Fifty years after Watts, we haven’t finished this racism struggle in America when it should have been dead and buried forever ago. We were standing in Los Angeles, a city of haves and have nots, where it is more often those of minority upbringings who suffer the plagues of poverty and other societal-soul-sucking forces. It is them who are forced into corners of the city where other Angelinos whisper they shouldn’t go there. Who are trying to find a better life when they are finding a harder struggle for the American dream, which is currently comatose.
No matter how much I love my home city, where I was born, this is the darkest truth about it: That we live in a city of both insane, bright shiny wealth of BMWs and $10,000 watches, and the people who wish they could afford simple pleasures, like a bike for their children to ride around on and the safety of a place without steel bars. There is no in between, no where else to go, and there is no excuse for it.
As I stood over that sculpture, I thought about that night my dad drove a bus down to Watts to comfort, fight and build again in the only way he knew how: Through art.
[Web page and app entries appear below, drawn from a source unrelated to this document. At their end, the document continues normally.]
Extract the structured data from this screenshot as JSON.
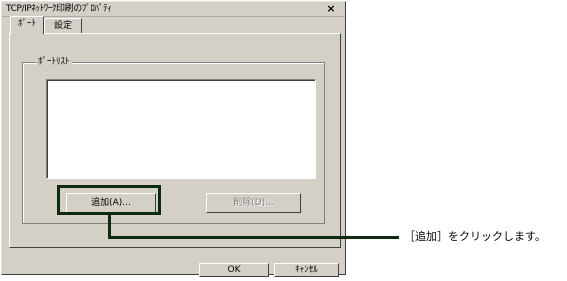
{
  "window": {
    "title": "TCP/IPﾈｯﾄﾜｰｸ印刷のﾌﾟﾛﾊﾟﾃｨ",
    "close_icon": "close-icon"
  },
  "tabs": [
    {
      "label": "ﾎﾟｰﾄ",
      "active": true
    },
    {
      "label": "設定",
      "active": false
    }
  ],
  "port_group": {
    "label": "ﾎﾟｰﾄﾘｽﾄ",
    "list_items": []
  },
  "buttons": {
    "add": "追加(A)...",
    "delete": "削除(D)...",
    "ok": "OK",
    "cancel": "ｷｬﾝｾﾙ"
  },
  "annotation": {
    "text": "［追加］をクリックします。"
  }
}
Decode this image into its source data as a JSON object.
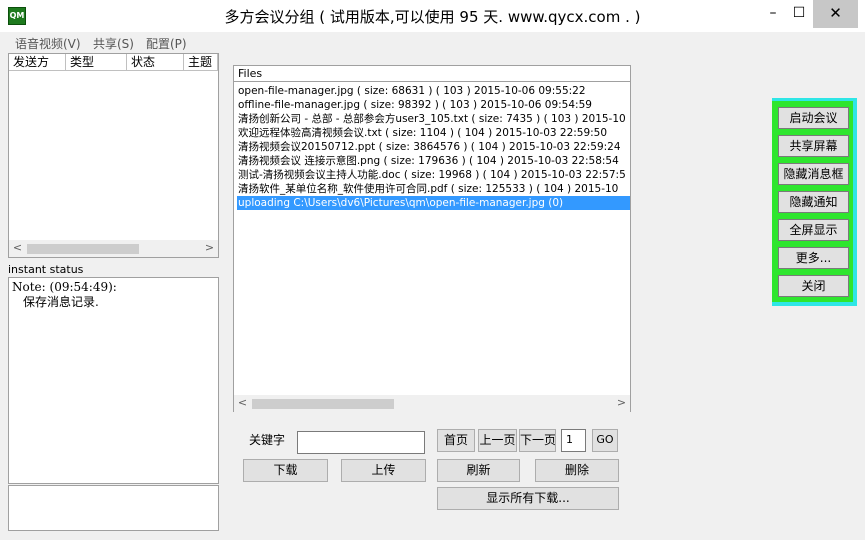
{
  "window": {
    "title": "多方会议分组 ( 试用版本,可以使用 95 天. www.qycx.com . )",
    "icon_text": "QM",
    "icons": {
      "minimize": "minimize-icon",
      "maximize": "maximize-icon",
      "close": "close-icon"
    }
  },
  "menu": {
    "items": [
      "语音视频(V)",
      "共享(S)",
      "配置(P)"
    ]
  },
  "message_list": {
    "columns": [
      "发送方",
      "类型",
      "状态",
      "主题"
    ]
  },
  "status": {
    "label": "instant status",
    "note": "Note: (09:54:49):",
    "message": "保存消息记录."
  },
  "files": {
    "header": "Files",
    "rows": [
      "open-file-manager.jpg  ( size: 68631 ) ( 103 ) 2015-10-06 09:55:22",
      "offline-file-manager.jpg  ( size: 98392 ) ( 103 ) 2015-10-06 09:54:59",
      "清扬创新公司 - 总部 - 总部参会方user3_105.txt  ( size: 7435 ) ( 103 ) 2015-10",
      "欢迎远程体验高清视频会议.txt  ( size: 1104 ) ( 104 ) 2015-10-03 22:59:50",
      "清扬视频会议20150712.ppt  ( size: 3864576 ) ( 104 ) 2015-10-03 22:59:24",
      "清扬视频会议 连接示意图.png  ( size: 179636 ) ( 104 ) 2015-10-03 22:58:54",
      "测试-清扬视频会议主持人功能.doc  ( size: 19968 ) ( 104 ) 2015-10-03 22:57:5",
      "清扬软件_某单位名称_软件使用许可合同.pdf  ( size: 125533 ) ( 104 ) 2015-10",
      "uploading C:\\Users\\dv6\\Pictures\\qm\\open-file-manager.jpg (0)"
    ],
    "selected_index": 8
  },
  "controls": {
    "keyword_label": "关键字",
    "keyword_value": "",
    "first_page": "首页",
    "prev_page": "上一页",
    "next_page": "下一页",
    "page_number": "1",
    "go": "GO",
    "download": "下载",
    "upload": "上传",
    "refresh": "刷新",
    "delete": "删除",
    "show_all_downloads": "显示所有下载..."
  },
  "side_panel": {
    "buttons": [
      "启动会议",
      "共享屏幕",
      "隐藏消息框",
      "隐藏通知",
      "全屏显示",
      "更多...",
      "关闭"
    ]
  },
  "colors": {
    "selection": "#3399ff",
    "side_panel_green": "#2ee62e",
    "side_panel_cyan": "#2ee6e6",
    "close_button": "#c7c7c7"
  }
}
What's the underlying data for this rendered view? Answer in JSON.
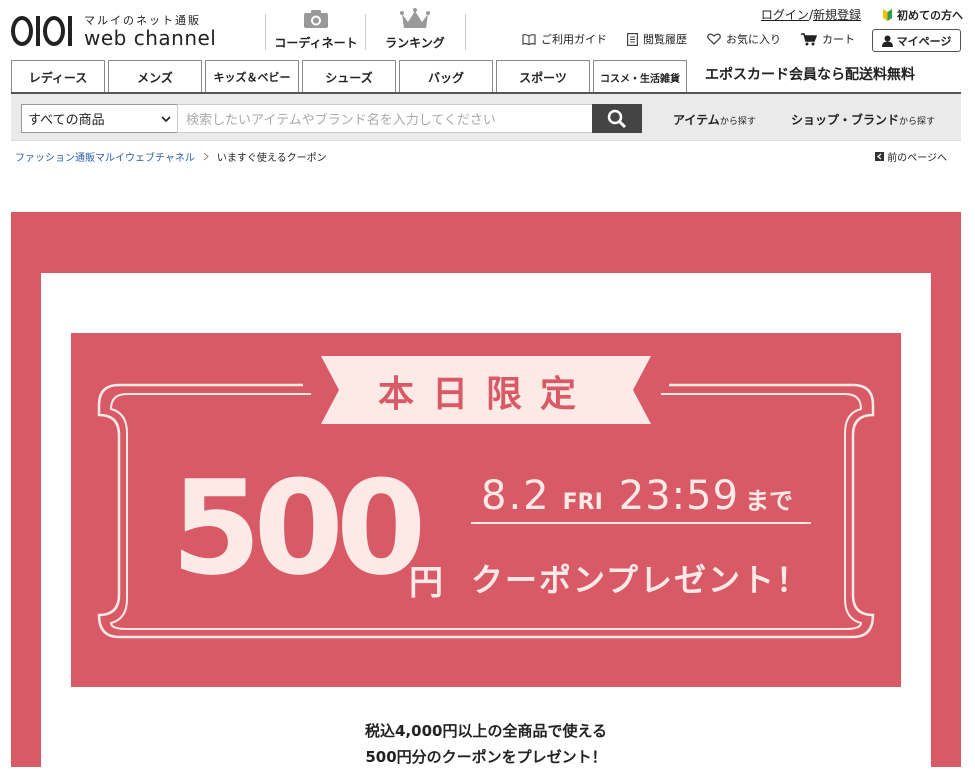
{
  "header": {
    "logo_sub": "マルイのネット通販",
    "logo_main": "web channel",
    "nav": [
      {
        "label": "コーディネート",
        "icon": "camera-icon"
      },
      {
        "label": "ランキング",
        "icon": "crown-icon"
      }
    ],
    "login": "ログイン",
    "slash": "/",
    "register": "新規登録",
    "first_time": "初めての方へ",
    "guide": "ご利用ガイド",
    "history": "閲覧履歴",
    "favorites": "お気に入り",
    "cart": "カート",
    "mypage": "マイページ"
  },
  "categories": [
    "レディース",
    "メンズ",
    "キッズ＆ベビー",
    "シューズ",
    "バッグ",
    "スポーツ",
    "コスメ・生活雑貨"
  ],
  "promo": "エポスカード会員なら配送料無料",
  "search": {
    "select_value": "すべての商品",
    "placeholder": "検索したいアイテムやブランド名を入力してください",
    "find_item": "アイテム",
    "find_item_small": "から探す",
    "find_shop": "ショップ・ブランド",
    "find_shop_small": "から探す"
  },
  "breadcrumb": {
    "home": "ファッション通販マルイウェブチャネル",
    "current": "いますぐ使えるクーポン",
    "back": "前のページへ"
  },
  "banner": {
    "ribbon": "本日限定",
    "amount": "500",
    "yen": "円",
    "date": "8.2",
    "weekday": "FRI",
    "time": "23:59",
    "until": "まで",
    "present": "クーポンプレゼント！",
    "desc_line1": "税込4,000円以上の全商品で使える",
    "desc_line2": "500円分のクーポンをプレゼント！"
  },
  "colors": {
    "accent": "#d85a67",
    "cream": "#fde9e6",
    "button_dark": "#444444"
  }
}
As I came home, I began to research that night, trying to find information, but it was limited at best, and it upset me more. There was more focus on the events and looting, not the people who were trying to heal the world, even with menial band-aids. It focused more on what had happened and analyzing it, and less on what we are going to do to solve it.
Although I had steered away from it in the course of my career, my inner journalist was hungry again. I had to tell the world that that night existed, that in Los Angeles somewhere in 1965 a bunch of theater kids drove in a bus to try to do the slightest bit of right in a crazy, messed up world in the shadow of the Watts towers. To help infuse art, fun and life in a dangerous area, no matter how futile it was. To fulfill what Simon Rodia did, which is give a dark place a beacon of hope.
Maybe this is the start.